    In the upcoming movie "Simone", the real life woman is Canadian fashion model, Rachel Roberts. And as is the habit of fashion models, Rachel has given up the goodies a time or two. None of these are my scans... wish they were... and I figured a lot of fellow readers have some or all of these. But thought I would listen to my mama and share.

    Emma Suárez
    (1, 2)

    Far too brief breast exposure from the Spanish actress in scenes from "The Red Squirrel" (1993).

    Leonor Watling
    (1, 2, 3, 4)

    Another Spanish beauty nude. Breast, partial bum, and full frontal exposure in scenes from "Son de mar" (2001).

    Maribel Verdú
    (1, 2, 3)

    Another Spanish babe showing all the goodies. Vidcaps from the movie "Goya" (1999).

    'Caps and commetns by Hankster:

    Today a little variety...

    First it's back to the seventies and a visit to the "Mad Butcher" played by Victor Buono as he peeps on Karen Field, and then torments her. Just a peek at a little boob exposure.

    • Karin Field (1, 2, 3, 4)

    Next it's back to the present with B-movie Babe Julie Strain who is not at all bashful about showing the goods.

    • Julie Strain (1, 2, 3)

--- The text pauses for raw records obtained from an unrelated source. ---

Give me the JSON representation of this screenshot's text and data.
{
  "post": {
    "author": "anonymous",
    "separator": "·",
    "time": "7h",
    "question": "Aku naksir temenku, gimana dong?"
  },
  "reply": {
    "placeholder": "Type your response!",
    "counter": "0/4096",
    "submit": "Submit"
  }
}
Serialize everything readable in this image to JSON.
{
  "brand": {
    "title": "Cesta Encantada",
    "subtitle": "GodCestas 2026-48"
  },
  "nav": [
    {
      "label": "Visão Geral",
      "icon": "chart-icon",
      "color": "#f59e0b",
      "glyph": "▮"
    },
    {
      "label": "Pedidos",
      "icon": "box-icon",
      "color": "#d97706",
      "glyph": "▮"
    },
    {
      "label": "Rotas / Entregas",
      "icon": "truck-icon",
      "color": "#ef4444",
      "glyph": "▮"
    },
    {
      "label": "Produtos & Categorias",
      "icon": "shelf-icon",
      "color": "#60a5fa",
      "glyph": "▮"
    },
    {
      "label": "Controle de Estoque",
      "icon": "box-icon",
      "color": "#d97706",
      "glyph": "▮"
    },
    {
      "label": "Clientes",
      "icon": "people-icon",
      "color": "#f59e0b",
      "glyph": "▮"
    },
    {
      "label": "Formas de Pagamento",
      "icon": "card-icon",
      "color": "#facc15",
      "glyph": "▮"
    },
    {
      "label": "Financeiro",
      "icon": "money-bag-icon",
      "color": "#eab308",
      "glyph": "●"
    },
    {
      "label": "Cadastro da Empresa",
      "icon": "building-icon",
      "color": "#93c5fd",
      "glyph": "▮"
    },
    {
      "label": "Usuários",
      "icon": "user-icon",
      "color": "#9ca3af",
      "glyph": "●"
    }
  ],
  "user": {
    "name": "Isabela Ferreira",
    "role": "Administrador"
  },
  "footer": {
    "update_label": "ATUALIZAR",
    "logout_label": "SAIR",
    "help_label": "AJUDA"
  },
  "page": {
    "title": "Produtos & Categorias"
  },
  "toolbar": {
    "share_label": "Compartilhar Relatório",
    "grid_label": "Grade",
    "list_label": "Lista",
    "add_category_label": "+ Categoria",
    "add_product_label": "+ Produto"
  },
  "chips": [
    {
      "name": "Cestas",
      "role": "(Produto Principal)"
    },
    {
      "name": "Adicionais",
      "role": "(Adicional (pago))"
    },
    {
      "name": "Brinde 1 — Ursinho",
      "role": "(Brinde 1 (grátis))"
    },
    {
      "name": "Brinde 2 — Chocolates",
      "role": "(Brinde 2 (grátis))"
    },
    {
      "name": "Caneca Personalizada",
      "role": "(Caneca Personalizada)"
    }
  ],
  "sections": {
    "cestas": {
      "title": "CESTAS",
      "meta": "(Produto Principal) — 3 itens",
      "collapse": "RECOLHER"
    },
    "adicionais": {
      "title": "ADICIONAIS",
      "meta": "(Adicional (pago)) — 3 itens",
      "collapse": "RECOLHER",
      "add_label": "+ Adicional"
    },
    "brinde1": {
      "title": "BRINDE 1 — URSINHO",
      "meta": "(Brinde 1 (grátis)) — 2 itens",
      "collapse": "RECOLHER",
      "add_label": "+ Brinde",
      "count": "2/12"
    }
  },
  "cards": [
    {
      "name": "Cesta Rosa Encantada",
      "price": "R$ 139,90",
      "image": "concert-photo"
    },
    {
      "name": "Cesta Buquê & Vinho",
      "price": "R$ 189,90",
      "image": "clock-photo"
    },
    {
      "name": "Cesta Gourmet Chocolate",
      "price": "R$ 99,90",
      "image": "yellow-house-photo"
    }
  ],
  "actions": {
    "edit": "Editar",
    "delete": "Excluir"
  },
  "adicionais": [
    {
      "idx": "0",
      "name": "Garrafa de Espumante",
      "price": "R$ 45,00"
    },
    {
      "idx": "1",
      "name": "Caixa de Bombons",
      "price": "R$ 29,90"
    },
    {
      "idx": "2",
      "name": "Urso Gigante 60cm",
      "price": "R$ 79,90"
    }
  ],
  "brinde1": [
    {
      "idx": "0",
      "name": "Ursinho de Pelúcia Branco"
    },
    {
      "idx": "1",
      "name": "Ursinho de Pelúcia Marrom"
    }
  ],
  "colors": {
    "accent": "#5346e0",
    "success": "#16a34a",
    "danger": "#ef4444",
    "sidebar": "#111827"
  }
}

    Finally, a quick look at a nice leg from Helen Hunt on "Mad About You".

    The Funnies by Number 6